A bone one might pick with the poet of the Psalms is that this particular sentient being composed the poem in the first and second person singular, using I and thou, implying some individual or singular corporate personal aspect to the sensing of the body, eyes, and ongoing interrelationship of subject and conversation partner.  So there are immediately two dimensions to the record of this conversation, in the eyes of the poet: self and other. The thou (you) in this conversation is invisible. What the thou made is not. We could spend a book on this word heavens, not to mention the earth or the sea (as Jonah does). And there is a third issue hinted at in the psalms, a singular-plural tension, the I and the we, the subjects. Does this imply that there might be a singular-plural tension in the thou?

Skipping right on, there seems to be some insistence that the other is singular.  But the other is not particularly clear about it. The unity is a complex unity. So Deuteronomy 6:4, שְׁמַע יִשְׂרָאֵל יְהוָה אֱלֹהֵינוּ יְהוָה אֶחָֽד, Hear Israel יְהוָה our God יְהוָה one.  You put the verbs and punctuation in this sentence as you wish. God is plural. This is not monotheism, this is unity, a similar unity as might be found in a people, a nation, a congregation, or a family. It is possible for many voices to be in unity. So it is with singers and even those profane dancers (Psalm 87). So it may be with a single voice speaking on behalf of the many (Lamentations 3, or Psalm 42-43). Once this is admitted in one place in the Writings, a question arises as to when the person really is singular or not.

Moving right along again, what makes a relationship work? Force, fear, dread, terror. I am sure that Tim will get to it in his 5-minute Bible noted above. And the other side of fear - love? (Psalm 18, or 139 or the Song.)

So in the theological complex number, there are two (at least) dimensions

Dimension 1 - the self, us, me.
Dimension 2 - the other, unity and plurality.

In the physics and math that we use, the second part of the complex number is multiplied by the square root of -1, or i. You will know that there is no possible way that the same number multiplied by itself can be negative. (-1 x -1 = 1) So the second dimension is called imaginary. Hence the i. This imaginary number is nevertheless real.
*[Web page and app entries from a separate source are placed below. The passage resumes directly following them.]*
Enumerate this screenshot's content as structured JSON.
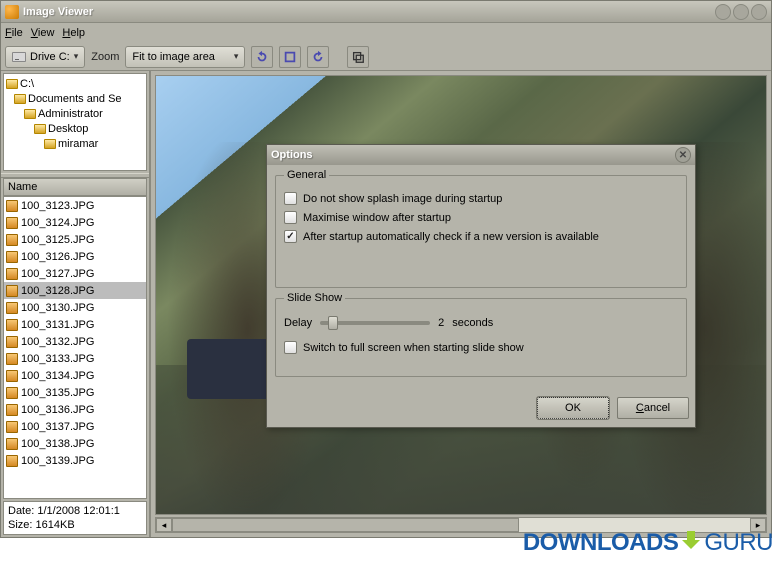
{
  "window": {
    "title": "Image Viewer"
  },
  "menu": {
    "file": "File",
    "view": "View",
    "help": "Help"
  },
  "toolbar": {
    "drive_label": "Drive C:",
    "zoom_label": "Zoom",
    "zoom_value": "Fit to image area"
  },
  "tree": {
    "items": [
      {
        "label": "C:\\",
        "depth": 0
      },
      {
        "label": "Documents and Se",
        "depth": 1
      },
      {
        "label": "Administrator",
        "depth": 2
      },
      {
        "label": "Desktop",
        "depth": 3
      },
      {
        "label": "miramar",
        "depth": 4
      }
    ]
  },
  "filelist": {
    "header": "Name",
    "selected_index": 5,
    "items": [
      "100_3123.JPG",
      "100_3124.JPG",
      "100_3125.JPG",
      "100_3126.JPG",
      "100_3127.JPG",
      "100_3128.JPG",
      "100_3130.JPG",
      "100_3131.JPG",
      "100_3132.JPG",
      "100_3133.JPG",
      "100_3134.JPG",
      "100_3135.JPG",
      "100_3136.JPG",
      "100_3137.JPG",
      "100_3138.JPG",
      "100_3139.JPG"
    ]
  },
  "status": {
    "date": "Date: 1/1/2008 12:01:1",
    "size": "Size: 1614KB"
  },
  "dialog": {
    "title": "Options",
    "general": {
      "legend": "General",
      "opt1": "Do not show splash image during startup",
      "opt2": "Maximise window after startup",
      "opt3": "After startup automatically check if a new version is available"
    },
    "slideshow": {
      "legend": "Slide Show",
      "delay_label": "Delay",
      "delay_value": "2",
      "delay_unit": "seconds",
      "fullscreen": "Switch to full screen when starting slide show"
    },
    "ok": "OK",
    "cancel": "Cancel"
  },
  "watermark": {
    "part1": "DOWNLOADS",
    "part2": "GURU"
  }
}
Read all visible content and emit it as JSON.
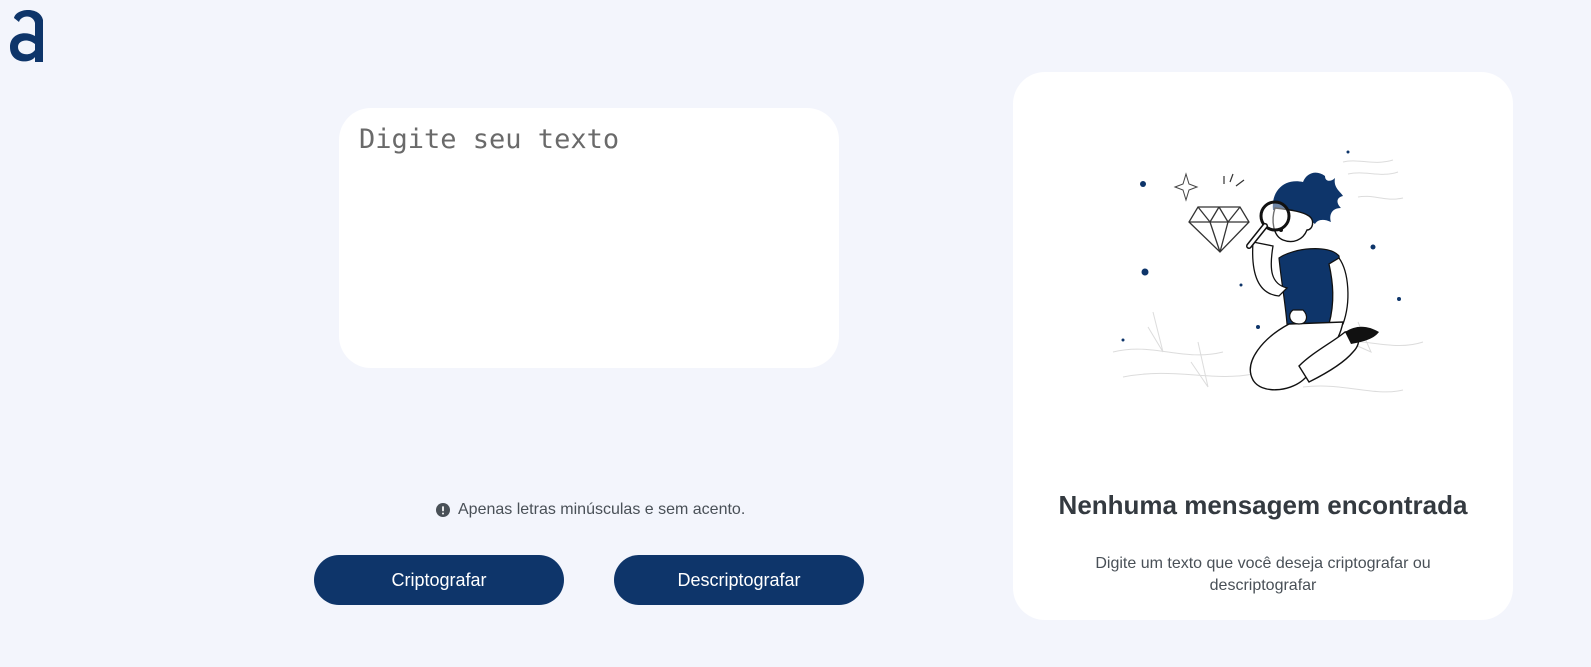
{
  "brand": {
    "logo_letter": "a",
    "accent_color": "#0e356a"
  },
  "input": {
    "placeholder": "Digite seu texto",
    "value": ""
  },
  "hint": {
    "icon": "exclamation-circle-icon",
    "text": "Apenas letras minúsculas e sem acento."
  },
  "buttons": {
    "encrypt_label": "Criptografar",
    "decrypt_label": "Descriptografar"
  },
  "output": {
    "illustration": "person-with-magnifying-glass-and-diamond",
    "title": "Nenhuma mensagem encontrada",
    "subtitle": "Digite um texto que você deseja criptografar ou descriptografar"
  }
}
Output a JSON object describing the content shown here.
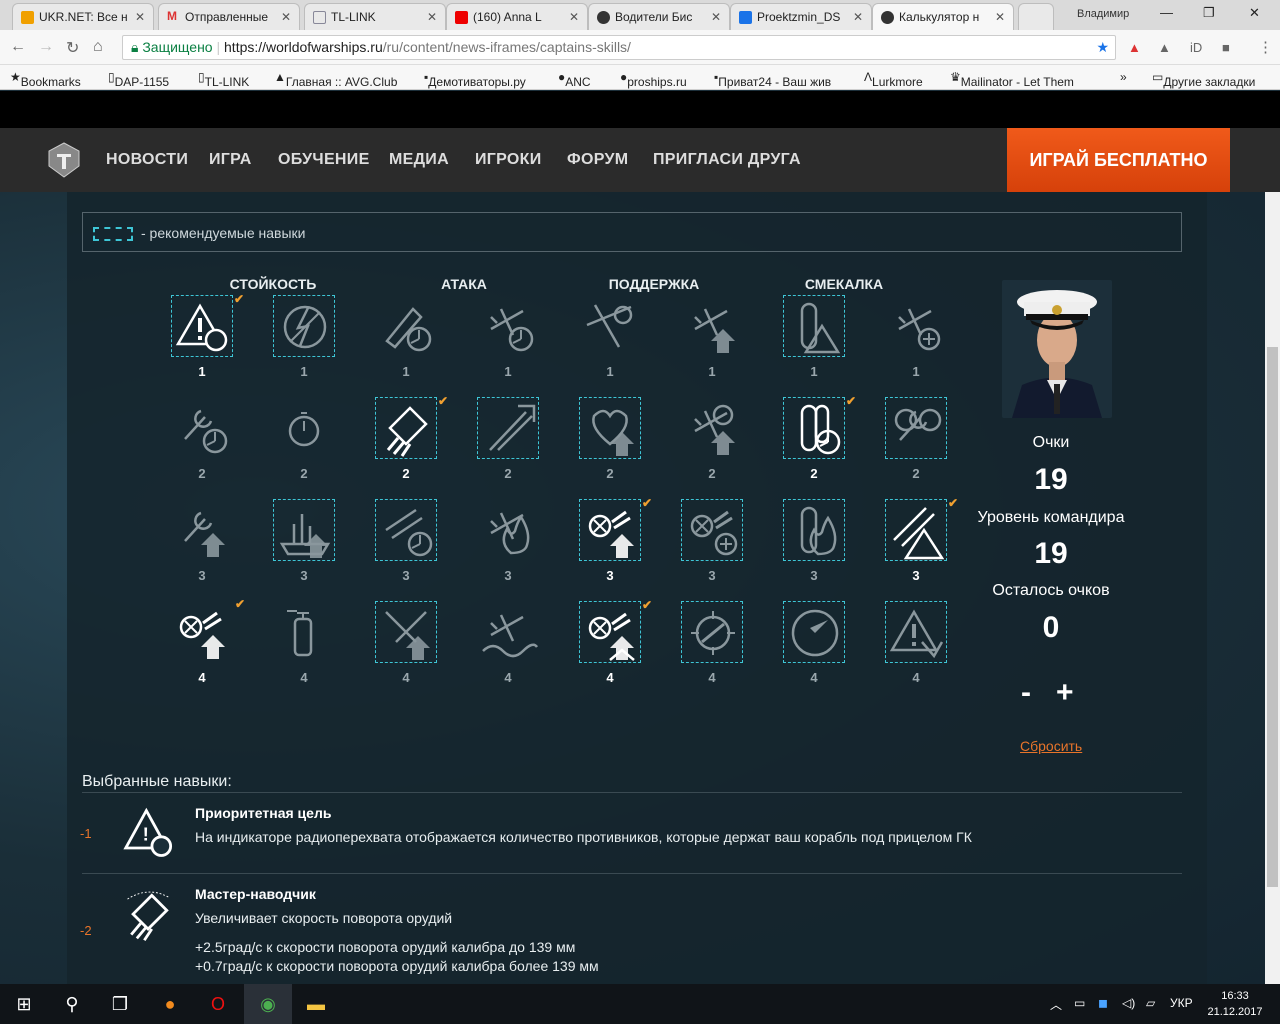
{
  "browser": {
    "tabs": [
      {
        "label": "UKR.NET: Все н",
        "icon": "ukrnet-icon",
        "color": "#f0a000"
      },
      {
        "label": "Отправленные",
        "icon": "gmail-icon",
        "color": "#d33"
      },
      {
        "label": "TL-LINK",
        "icon": "page-icon",
        "color": "#aac"
      },
      {
        "label": "(160) Anna L",
        "icon": "youtube-icon",
        "color": "#e00"
      },
      {
        "label": "Водители Бис",
        "icon": "wows-icon",
        "color": "#333"
      },
      {
        "label": "Proektzmin_DS",
        "icon": "doc-icon",
        "color": "#1a73e8"
      },
      {
        "label": "Калькулятор н",
        "icon": "wows-icon",
        "color": "#333"
      }
    ],
    "user": "Владимир",
    "secure_label": "Защищено",
    "url_host": "https://worldofwarships.ru",
    "url_path": "/ru/content/news-iframes/captains-skills/",
    "bookmarks": [
      "Bookmarks",
      "DAP-1155",
      "TL-LINK",
      "Главная :: AVG.Club",
      "Демотиваторы.ру",
      "ANC",
      "proships.ru",
      "Приват24 - Ваш жив",
      "Lurkmore",
      "Mailinator - Let Them",
      "»",
      "Другие закладки"
    ]
  },
  "site": {
    "nav": [
      "НОВОСТИ",
      "ИГРА",
      "ОБУЧЕНИЕ",
      "МЕДИА",
      "ИГРОКИ",
      "ФОРУМ",
      "ПРИГЛАСИ ДРУГА"
    ],
    "play_button": "ИГРАЙ БЕСПЛАТНО"
  },
  "calc": {
    "legend": "- рекомендуемые навыки",
    "categories": [
      "СТОЙКОСТЬ",
      "АТАКА",
      "ПОДДЕРЖКА",
      "СМЕКАЛКА"
    ],
    "rows": [
      {
        "cost": "1",
        "skills": [
          {
            "icon": "warning-target-icon",
            "rec": true,
            "sel": true
          },
          {
            "icon": "lightning-shield-icon",
            "rec": true,
            "sel": false
          },
          {
            "icon": "shell-gauge-icon",
            "rec": false,
            "sel": false
          },
          {
            "icon": "plane-gauge-icon",
            "rec": false,
            "sel": false
          },
          {
            "icon": "plane-target-icon",
            "rec": false,
            "sel": false
          },
          {
            "icon": "plane-upgrade-icon",
            "rec": false,
            "sel": false
          },
          {
            "icon": "torpedo-warning-icon",
            "rec": true,
            "sel": false
          },
          {
            "icon": "plane-repair-icon",
            "rec": false,
            "sel": false
          }
        ]
      },
      {
        "cost": "2",
        "skills": [
          {
            "icon": "wrench-gauge-icon",
            "rec": false,
            "sel": false
          },
          {
            "icon": "stopwatch-icon",
            "rec": false,
            "sel": false
          },
          {
            "icon": "turret-rotate-icon",
            "rec": true,
            "sel": true
          },
          {
            "icon": "shell-up-icon",
            "rec": true,
            "sel": false
          },
          {
            "icon": "hp-up-icon",
            "rec": true,
            "sel": false
          },
          {
            "icon": "fighter-up-icon",
            "rec": false,
            "sel": false
          },
          {
            "icon": "torpedo-gauge-icon",
            "rec": true,
            "sel": true
          },
          {
            "icon": "repair-wheel-icon",
            "rec": true,
            "sel": false
          }
        ]
      },
      {
        "cost": "3",
        "skills": [
          {
            "icon": "wrench-up-icon",
            "rec": false,
            "sel": false
          },
          {
            "icon": "ship-up-icon",
            "rec": true,
            "sel": false
          },
          {
            "icon": "torpedo-reload-icon",
            "rec": true,
            "sel": false
          },
          {
            "icon": "plane-fire-icon",
            "rec": false,
            "sel": false
          },
          {
            "icon": "aa-up-icon",
            "rec": true,
            "sel": true
          },
          {
            "icon": "aa-heal-icon",
            "rec": true,
            "sel": false
          },
          {
            "icon": "shell-fire-icon",
            "rec": true,
            "sel": false
          },
          {
            "icon": "torpedo-alert-icon",
            "rec": true,
            "sel": true
          }
        ]
      },
      {
        "cost": "4",
        "skills": [
          {
            "icon": "aa-guns-up-icon",
            "rec": false,
            "sel": true
          },
          {
            "icon": "extinguisher-icon",
            "rec": false,
            "sel": false
          },
          {
            "icon": "torpedo-cross-icon",
            "rec": true,
            "sel": false
          },
          {
            "icon": "planes-wave-icon",
            "rec": false,
            "sel": false
          },
          {
            "icon": "aa-double-up-icon",
            "rec": true,
            "sel": true
          },
          {
            "icon": "radar-target-icon",
            "rec": true,
            "sel": false
          },
          {
            "icon": "radar-sweep-icon",
            "rec": true,
            "sel": false
          },
          {
            "icon": "warning-down-icon",
            "rec": true,
            "sel": false
          }
        ]
      }
    ],
    "points_label": "Очки",
    "points_value": "19",
    "level_label": "Уровень командира",
    "level_value": "19",
    "left_label": "Осталось очков",
    "left_value": "0",
    "minus": "-",
    "plus": "+",
    "reset": "Сбросить"
  },
  "selected": {
    "title": "Выбранные навыки:",
    "items": [
      {
        "num": "-1",
        "name": "Приоритетная цель",
        "desc": "На индикаторе радиоперехвата отображается количество противников, которые держат ваш корабль под прицелом ГК",
        "extra": []
      },
      {
        "num": "-2",
        "name": "Мастер-наводчик",
        "desc": "Увеличивает скорость поворота орудий",
        "extra": [
          "+2.5град/с к скорости поворота орудий калибра до 139 мм",
          "+0.7град/с к скорости поворота орудий калибра более 139 мм"
        ]
      }
    ]
  },
  "taskbar": {
    "lang": "УКР",
    "time": "16:33",
    "date": "21.12.2017"
  }
}
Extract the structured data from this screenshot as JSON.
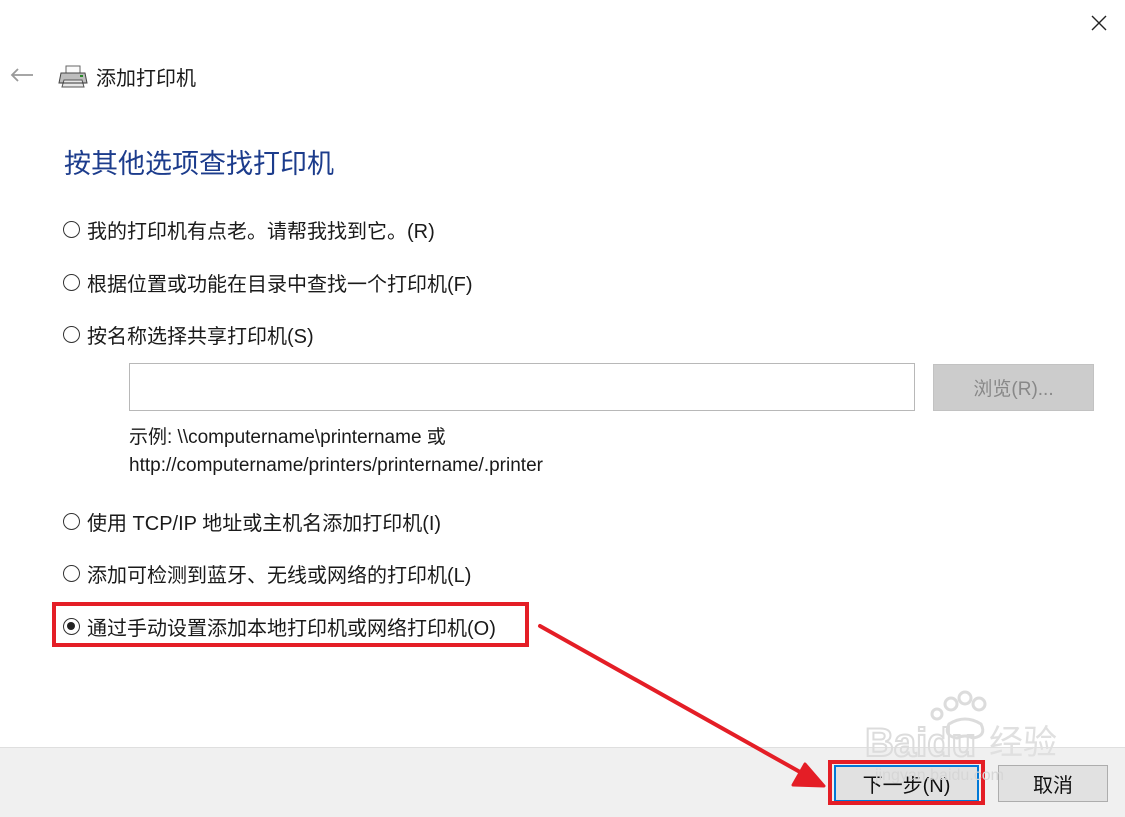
{
  "window": {
    "title": "添加打印机",
    "close_icon": "close-icon",
    "back_icon": "back-arrow-icon",
    "printer_icon": "printer-icon"
  },
  "heading": "按其他选项查找打印机",
  "options": [
    {
      "label": "我的打印机有点老。请帮我找到它。(R)",
      "checked": false
    },
    {
      "label": "根据位置或功能在目录中查找一个打印机(F)",
      "checked": false
    },
    {
      "label": "按名称选择共享打印机(S)",
      "checked": false
    },
    {
      "label": "使用 TCP/IP 地址或主机名添加打印机(I)",
      "checked": false
    },
    {
      "label": "添加可检测到蓝牙、无线或网络的打印机(L)",
      "checked": false
    },
    {
      "label": "通过手动设置添加本地打印机或网络打印机(O)",
      "checked": true
    }
  ],
  "share": {
    "input_value": "",
    "browse_label": "浏览(R)...",
    "example_line1": "示例: \\\\computername\\printername 或",
    "example_line2": "http://computername/printers/printername/.printer"
  },
  "footer": {
    "next_label": "下一步(N)",
    "cancel_label": "取消"
  },
  "annotation": {
    "highlight_color": "#e41e26"
  },
  "watermark": {
    "brand": "Baidu",
    "brand_cn": "经验",
    "site": "jingyan.baidu.com"
  },
  "colors": {
    "heading": "#1c3c8c",
    "accent": "#0078d7"
  }
}
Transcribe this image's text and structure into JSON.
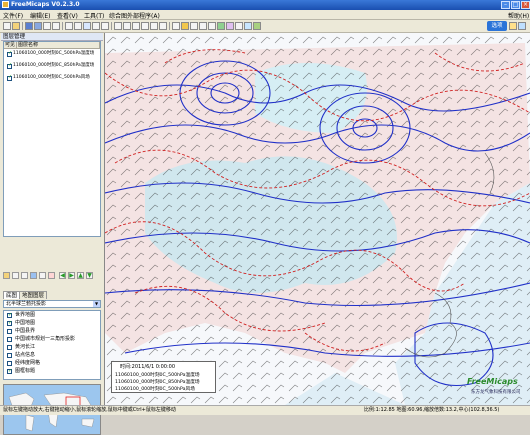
{
  "window": {
    "title": "FreeMicaps V0.2.3.0"
  },
  "menu": [
    "文件(F)",
    "编辑(E)",
    "查看(V)",
    "工具(T)",
    "综合图",
    "外部程序(A)",
    "帮助(H)"
  ],
  "toolbar": {
    "hint": "选项"
  },
  "layer_panel": {
    "title": "图层管理",
    "columns": [
      "可见",
      "图层名称"
    ],
    "items": [
      {
        "visible": true,
        "name": "11060100_000时刻0C_500hPa温度场"
      },
      {
        "visible": true,
        "name": "11060100_000时刻0C_850hPa温度场"
      },
      {
        "visible": true,
        "name": "11060100_000时刻0C_500hPa风场"
      }
    ]
  },
  "basemap_panel": {
    "tabs": [
      "底图",
      "地图图层"
    ],
    "projection": "北半球兰勃托投影",
    "layers": [
      {
        "checked": true,
        "name": "世界地图"
      },
      {
        "checked": true,
        "name": "中国地图"
      },
      {
        "checked": false,
        "name": "中国县界"
      },
      {
        "checked": false,
        "name": "中国城市规划一三角形投影"
      },
      {
        "checked": false,
        "name": "黄河长江"
      },
      {
        "checked": false,
        "name": "站点信息"
      },
      {
        "checked": false,
        "name": "经纬度网格"
      },
      {
        "checked": true,
        "name": "图框标题"
      }
    ]
  },
  "map_legend": {
    "time": "时间:2011/6/1  0:00:00",
    "items": [
      "11060100_000时刻0C_500hPa温度场",
      "11060100_000时刻0C_850hPa温度场",
      "11060100_000时刻0C_500hPa风场"
    ]
  },
  "logo": "FreeMicaps",
  "logo_sub": "东方龙气象科技有限公司",
  "status": {
    "left": "鼠标左键拖动放大,右键拖动缩小,鼠标滚轮缩放,鼠标中键或Ctrl+鼠标左键移动",
    "right": "比例:1:12.85 地图:60.96,缩放倍数:13.2,中心(102.8,36.5)"
  },
  "colors": {
    "height_contour": "#2030c8",
    "temp_contour": "#d02020",
    "land": "#f4dede",
    "sea": "#dfeef6",
    "cold": "#c9e8f0"
  }
}
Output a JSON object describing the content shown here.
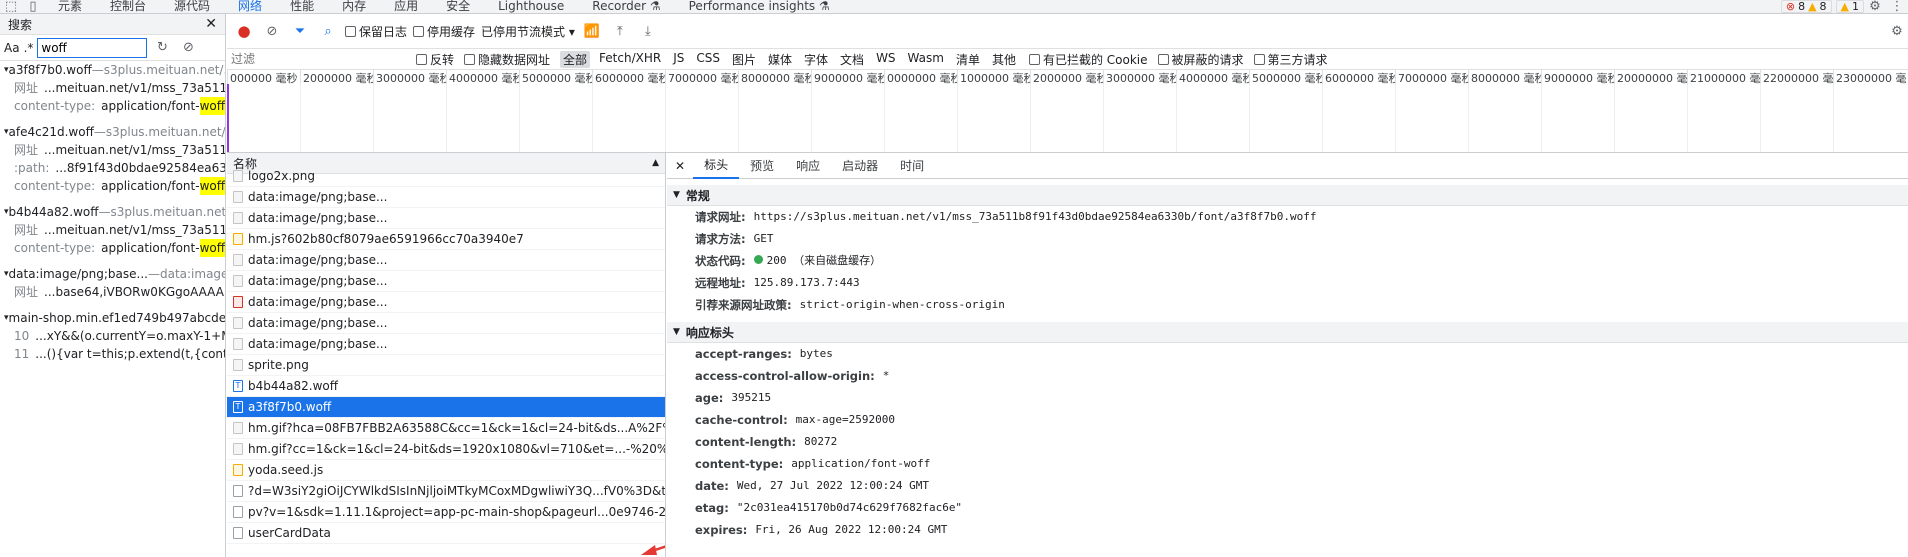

Without it, there would be no science! No bomb! (No trinity! the name of that bomb.) Probably no I-phone and no Blackberry Torch either. Maybe even no probability. The imaginary is real. And it is dreadful as those mortal salt-sea-farers knew (Jonah 1.5, 10).

There appears to be evidence (Psalm 34, taste and see), and speech where there is no speech (Psalm 19) from the same heavens. But there is a second tension implied by fear. It has to do with will to power and violence in the party of the first dimension. In a word, all is not well amongst those who perceive. When what is not well is put well, (Psalm 103) there seems to be some cross over between the dimensions. In math, this would be odd behaviour if one considers the mutually orthogonal nature of dimensions. But there may be moment and inertia in their interaction. And there may be mysterious expressible transcendence like (e^(i * pi)) + 1 = 0, Euler's identity.

This mysterious interaction, coming back to the theological problem, is expressed in the story of Israel. It includes creation - redemption - wilderness - promise - exile - and restoration. Many possible books here too beyond the blog post. It is story through and through (and so is the NT). But it is story expressing the transcendent for the benefit of all.

This post went in a strange direction. I still don't know if I can allow the imaginary dimension to include any number 1 to n multiplied by i.  I don't see why not. So it may be that we fight over the 1 or the many, but the voice of many waters (Ezekiel 43.2) וְקֹולֹו כְּקֹול מַיִם רַבִּים as a cypher for the voice of God might allow us a certain patience with our reasoning.